§ **Assigned task**
Give the count of lines in the data that include "vista", with no other words.
---*---
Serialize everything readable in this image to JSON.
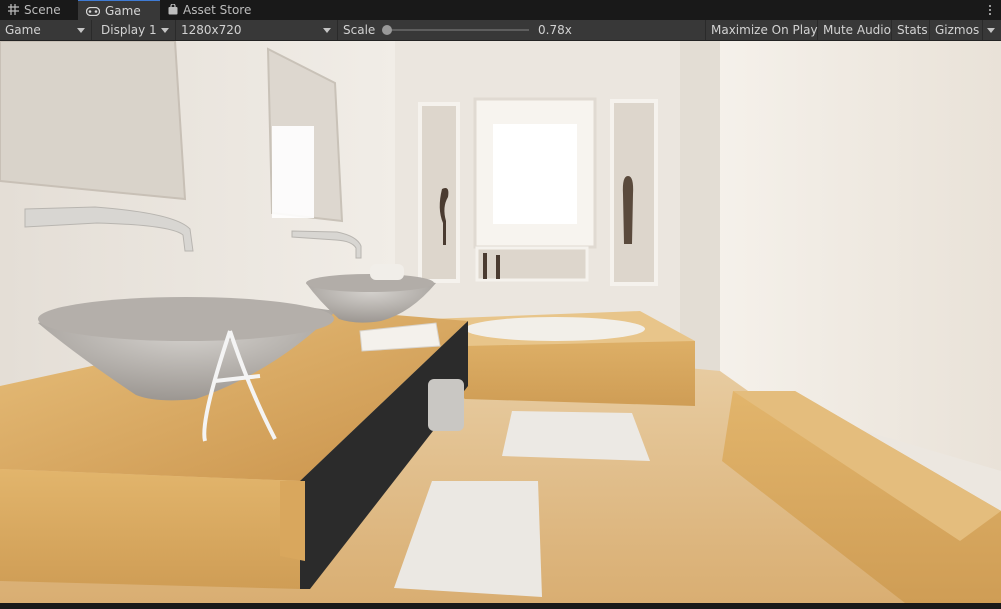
{
  "tabs": [
    {
      "label": "Scene",
      "icon": "grid-icon",
      "active": false
    },
    {
      "label": "Game",
      "icon": "gamepad-icon",
      "active": true
    },
    {
      "label": "Asset Store",
      "icon": "shopping-bag-icon",
      "active": false
    }
  ],
  "toolbar": {
    "view_mode": "Game",
    "display": "Display 1",
    "resolution": "1280x720",
    "scale_label": "Scale",
    "scale_value": "0.78x",
    "scale_fraction": 0.03,
    "maximize_on_play": "Maximize On Play",
    "mute_audio": "Mute Audio",
    "stats": "Stats",
    "gizmos": "Gizmos"
  },
  "colors": {
    "accent": "#3f7bd4",
    "toolbar_bg": "#383838",
    "tabbar_bg": "#191919",
    "wood": "#d8ab62",
    "wall": "#ece7e0"
  }
}
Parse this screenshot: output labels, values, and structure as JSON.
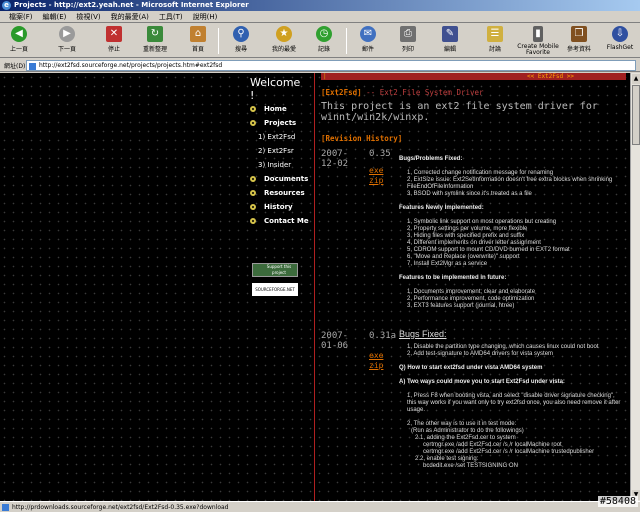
{
  "window": {
    "title": "Projects - http://ext2.yeah.net - Microsoft Internet Explorer"
  },
  "menu": [
    "檔案(F)",
    "編輯(E)",
    "檢視(V)",
    "我的最愛(A)",
    "工具(T)",
    "說明(H)"
  ],
  "toolbar": [
    {
      "label": "上一頁",
      "icon": "back-icon",
      "color": "#2a9a2a"
    },
    {
      "label": "下一頁",
      "icon": "forward-icon",
      "color": "#9a9a9a"
    },
    {
      "label": "停止",
      "icon": "stop-icon",
      "color": "#c03030"
    },
    {
      "label": "重新整理",
      "icon": "refresh-icon",
      "color": "#3a8a3a"
    },
    {
      "label": "首頁",
      "icon": "home-icon",
      "color": "#c08030"
    },
    {
      "label": "搜尋",
      "icon": "search-icon",
      "color": "#3060b0"
    },
    {
      "label": "我的最愛",
      "icon": "favorites-icon",
      "color": "#d0a020"
    },
    {
      "label": "記錄",
      "icon": "history-icon",
      "color": "#30a030"
    },
    {
      "label": "郵件",
      "icon": "mail-icon",
      "color": "#4070c0"
    },
    {
      "label": "列印",
      "icon": "print-icon",
      "color": "#707070"
    },
    {
      "label": "編輯",
      "icon": "edit-icon",
      "color": "#405090"
    },
    {
      "label": "討論",
      "icon": "discuss-icon",
      "color": "#d0b040"
    },
    {
      "label": "Create Mobile Favorite",
      "icon": "mobile-favorite-icon",
      "color": "#606060"
    },
    {
      "label": "參考資料",
      "icon": "research-icon",
      "color": "#805020"
    },
    {
      "label": "FlashGet",
      "icon": "flashget-icon",
      "color": "#3050a0"
    }
  ],
  "address": {
    "label": "網址(D)",
    "url": "http://ext2fsd.sourceforge.net/projects/projects.htm#ext2fsd"
  },
  "nav": {
    "welcome": "Welcome !",
    "items": [
      "Home",
      "Projects",
      "Documents",
      "Resources",
      "History",
      "Contact Me"
    ],
    "subitems": [
      "1) Ext2Fsd",
      "2) Ext2Fsr",
      "3) Insider"
    ],
    "support_badge": "Support this project",
    "sf_badge": "SOURCEFORGE.NET"
  },
  "main": {
    "strip_left": "|",
    "strip_right": "<< Ext2Fsd >>",
    "project": "[Ext2Fsd]",
    "project_sub": "-- Ext2 File System Driver",
    "description": "This project is an ext2 file system driver for winnt/win2k/winxp.",
    "rev_heading": "[Revision History]",
    "rev1": {
      "date": "2007-12-02",
      "version": "0.35",
      "links": [
        "exe",
        "zip"
      ],
      "sections": [
        {
          "heading": "Bugs/Problems Fixed:",
          "items": [
            "1, Corrected change notification message for renaming",
            "2, ExtSize issue: Ext2SetInformation doesn't free extra blocks when shrinking FileEndOfFileInformation",
            "3, BSOD with symlink since it's treated as a file"
          ]
        },
        {
          "heading": "Features Newly Implemented:",
          "items": [
            "1, Symbolic link support on most operations but creating",
            "2, Property settings per volume, more flexible",
            "3, Hiding files with specified prefix and suffix",
            "4, Different implements on driver letter assignment",
            "5, CDROM support to mount CD/DVD burned in EXT2 format",
            "6, \"Move and Replace (overwrite)\" support",
            "7, Install Ext2Mgr as a service"
          ]
        },
        {
          "heading": "Features to be implemented in future:",
          "items": [
            "1, Documents improvement: clear and elaborate",
            "2, Performance improvement, code optimization",
            "3, EXT3 features support (journal, htree)"
          ]
        }
      ]
    },
    "rev2": {
      "date": "2007-01-06",
      "version": "0.31a",
      "links": [
        "exe",
        "zip"
      ],
      "bugs_heading": "Bugs Fixed:",
      "bugs": [
        "1, Disable the partition type changing, which causes linux could not boot",
        "2, Add test-signature to AMD64 drivers for vista system"
      ],
      "q_heading": "Q) How to start ext2fsd under vista AMD64 system",
      "a_heading": "A) Two ways could move you to start Ext2Fsd under vista:",
      "lines": [
        "1, Press F8 when booting vista, and select \"disable driver signature checking\", this way works if you want only to try ext2fsd once, you also need remove it after usage.",
        "",
        "2, The other way is to use it in test mode:",
        "(Run as Administrator to do the followings)",
        "2.1, adding the Ext2Fsd.cer to system",
        "certmgr.exe /add Ext2Fsd.cer /s /r localMachine root",
        "certmgr.exe /add Ext2Fsd.cer /s /r localMachine trustedpublisher",
        "2.2, enable test signing:",
        "bcdedit.exe /set TESTSIGNING ON"
      ]
    }
  },
  "status": {
    "text": "http://prdownloads.sourceforge.net/ext2fsd/Ext2Fsd-0.35.exe?download"
  },
  "watermark": "#58408"
}
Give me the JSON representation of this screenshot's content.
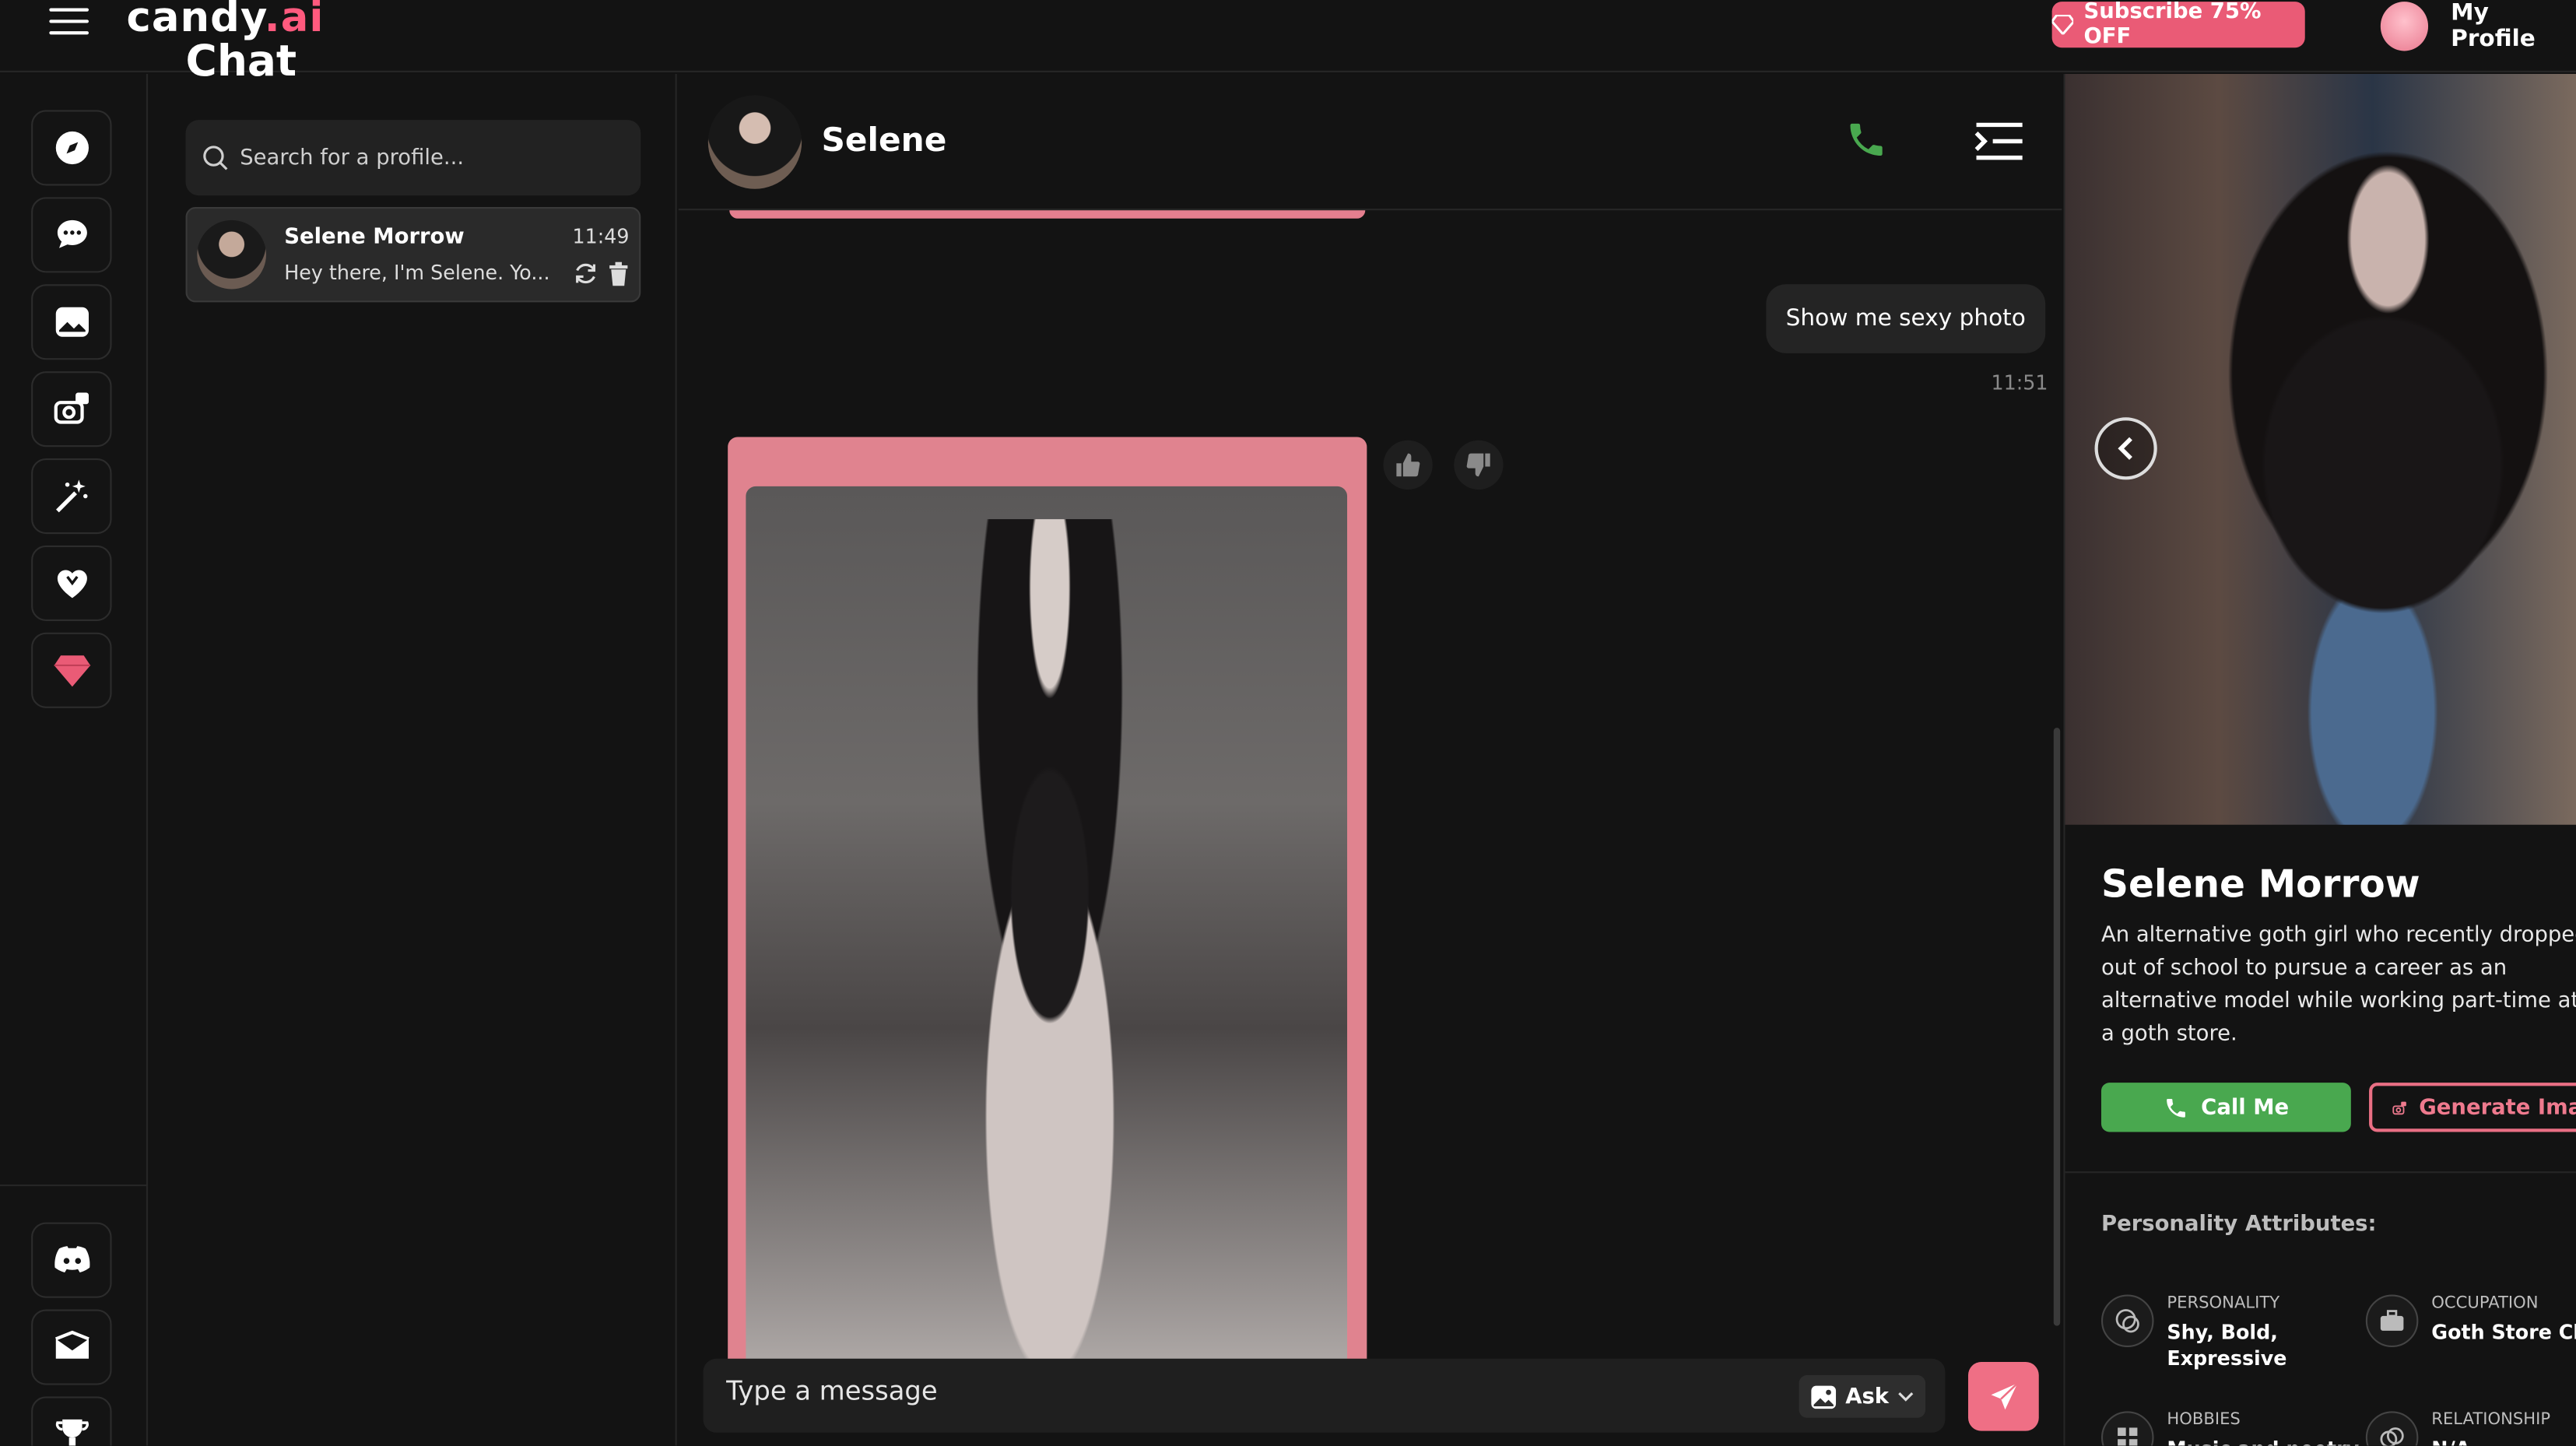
{
  "app": {
    "logo_main": "candy",
    "logo_accent": ".ai"
  },
  "header": {
    "subscribe_label": "Subscribe 75% OFF",
    "profile_label": "My Profile"
  },
  "rail": {
    "items": [
      {
        "name": "explore"
      },
      {
        "name": "chat"
      },
      {
        "name": "gallery"
      },
      {
        "name": "generate-image"
      },
      {
        "name": "create-character"
      },
      {
        "name": "my-ai"
      },
      {
        "name": "premium"
      }
    ],
    "bottom": [
      {
        "name": "discord"
      },
      {
        "name": "contact"
      },
      {
        "name": "affiliate"
      }
    ]
  },
  "chatlist": {
    "title": "Chat",
    "search_placeholder": "Search for a profile...",
    "items": [
      {
        "name": "Selene Morrow",
        "time": "11:49",
        "preview": "Hey there, I'm Selene. Yo..."
      }
    ]
  },
  "conversation": {
    "name": "Selene",
    "messages": [
      {
        "from": "user",
        "text": "Show me sexy photo",
        "time": "11:51"
      }
    ],
    "input_placeholder": "Type a message",
    "ask_label": "Ask"
  },
  "profile": {
    "name": "Selene Morrow",
    "description": "An alternative goth girl who recently dropped out of school to pursue a career as an alternative model while working part-time at a goth store.",
    "call_label": "Call Me",
    "generate_label": "Generate Image",
    "attributes_title": "Personality Attributes:",
    "attributes": [
      {
        "label": "PERSONALITY",
        "value": "Shy, Bold,\nExpressive"
      },
      {
        "label": "OCCUPATION",
        "value": "Goth Store Clerk"
      },
      {
        "label": "HOBBIES",
        "value": "Music and poetry"
      },
      {
        "label": "RELATIONSHIP",
        "value": "N/A"
      }
    ]
  },
  "colors": {
    "accent": "#ea5b76",
    "call_green": "#49a84f",
    "background": "#131313"
  }
}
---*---
§ **Answer section**
4